Key Performance Indicators
Key performance indicators, or KPIs, are the foundation of this alliance selection method. In short, KPIs are like minimum values that are deemed satisfactory for an alliance partner. The theory behind this alliance selection process is to make KPIs for every field that's important, then rank teams by the number of KPIs they fulfill.
Setting up KPIs
- A tip for naming KPIs is to put "KPI" at the start of the name. By doing this, all KPI calculations will be listed together.
- In this example we are going to make KPIs for Auto Score, Tele Score, End Score, Reliability, and Pit FOM. We'll stick to these five examples for the sake of simplicity, but there is no limit to the number of fields you can create KPIs for when working for your team.
- The iif function is a shorter version of the IF function. Instead of writing out "then" and "else," separate the two returns by commas. See the tooltip below.
- Next, create a calculated field to yield the total number of fulfilled KPIs.
Making the KPI Graph
The KPI graph gives a slightly more forgiving alliance selection method than the "filter away" method used in the video. This way, teams can be filtered based on how many KPIs they fulfill. By looking at all KPIs in one view, you can see how a robot makes up for what they lack in another field. The completed KPI highlight table will look like this:
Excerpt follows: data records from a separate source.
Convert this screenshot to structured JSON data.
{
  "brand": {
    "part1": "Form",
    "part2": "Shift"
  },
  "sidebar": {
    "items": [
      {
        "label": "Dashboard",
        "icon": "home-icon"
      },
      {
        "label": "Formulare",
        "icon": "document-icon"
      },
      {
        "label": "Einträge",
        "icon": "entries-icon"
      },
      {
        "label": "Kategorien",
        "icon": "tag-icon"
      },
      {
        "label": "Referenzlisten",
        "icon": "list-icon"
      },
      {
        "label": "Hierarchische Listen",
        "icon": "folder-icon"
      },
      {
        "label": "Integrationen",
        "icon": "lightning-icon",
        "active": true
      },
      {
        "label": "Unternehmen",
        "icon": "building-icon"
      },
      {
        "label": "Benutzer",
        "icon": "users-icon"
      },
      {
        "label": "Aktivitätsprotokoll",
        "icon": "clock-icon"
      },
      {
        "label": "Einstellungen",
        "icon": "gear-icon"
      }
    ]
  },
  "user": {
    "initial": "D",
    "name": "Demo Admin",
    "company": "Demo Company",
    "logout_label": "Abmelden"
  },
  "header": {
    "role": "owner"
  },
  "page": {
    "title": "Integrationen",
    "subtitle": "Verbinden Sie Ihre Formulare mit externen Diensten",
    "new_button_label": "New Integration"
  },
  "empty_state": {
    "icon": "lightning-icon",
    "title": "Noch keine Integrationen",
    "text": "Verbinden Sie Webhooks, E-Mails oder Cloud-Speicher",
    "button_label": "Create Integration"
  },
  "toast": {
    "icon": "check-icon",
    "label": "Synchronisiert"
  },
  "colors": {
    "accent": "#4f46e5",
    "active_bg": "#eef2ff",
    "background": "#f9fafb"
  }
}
Creating the KPI Graph
- Create a new sheet in Tableau and name it “KPI table”
- Drag team name onto the Rows shelf and measure names onto the Columns shelf
- Now, drag Measure Values to color. The view should look something like this:
- Edit the measure names filter to only include our KPIs
- Now it should look like this:
- Drag KPI count to Rows and set it to discrete. Now it should look more like the picture at the beginning of this segment. (Optional: Sort Team number by descending average of Total score.)
- Format the chart so that it is easier to read by turning on borders.
- The graph should now look exactly like the preview at the beginning of this segment.
Using the KPI Graph for Alliance Selection
Using the KPI graph is great for alliance selection. By simply filtering out all of the teams that do not satisfy any KPIs, we eliminate all of the teams that have no desirable characteristics. This can even be used with the dashboards created in the Alliance selection video by making the team number filter global. When using it as part of an alliance selection dashboard, try starting off with this one.
Improving the KPI Graph with Parameters
Parameters make this method of alliance selection amazing. It provides the flexibility of quick filters with the leniency of the KPI count. There are two places in this process where we can use parameters to improve functionality: Moving KPIs and flexible scale.
Currently, our KPIs can't be changed without going into the calculations and changing them manually. We can use parameters to make our KPIs flexible.
- Make parameters for every field that you made a KPI for. This can be done by simply right clicking on the field you want to make the KPI for.
- Setting a step size is recommended because it keeps things cleaner. Use smaller step sizes if the range is smaller (like auto score).
- Once completed, you should have a parameter for each KPI.
- Now go back and edit the KPI calculations so that they instead reference the Parameters
- On the KPI sheet, show all of the parameter controls.
- By dragging the parameters around, you can change the KPIs very quickly. This allows the ability to filter teams quickly so we can play with our data until we find the perfect team to ally with.
Not all KPIs are created equal. If we want to set a certain KPI as more or less important, we can turn our KPI count calculation into a FOM equation. Even better, we can use Parameters to quickly change the scale as we desire.
- Once again, create a parameter for each KPI you have created. This time, set the parameter to be on a scale from 0 to 5 on a step of 1.
- Duplicate the KPI Count Function and edit the duplicate
- Rename the calculation to KPI FOM and multiply each KPI by its scale parameter
- Return to the KPI chart and show all new Parameter controls
- Drag KPI FOM onto the Rows shelf and change it to discrete. Then, drag it to the far left.
- Now this KPI graph can very flexibly display our data. Note: we could upload this sheet onto Tableau Public and our chief scout could use this process on the field from their smartphone or tablet.
A Few Things to Try:
- Instead of scaling the KPIs in the FOM equation, try scaling doing all of the scaling in the same equation. See how it changes the colors of the KPI graph:
- To raise the stakes, give a penalty to teams that do not meet the KPI. To do this, return a negative value. The larger the negative value, the larger the penalty (but it starts to get a little weird past -1). This penalty will also be scaled by the scaling parameters.
- To avoid having the penalty be scaled by the Scaling Parameters, combine the concepts from the two previous equations in a few ways:
a. Scaling the FOM but keeping the penalty the same:
b. Making a separate parameter for penalties: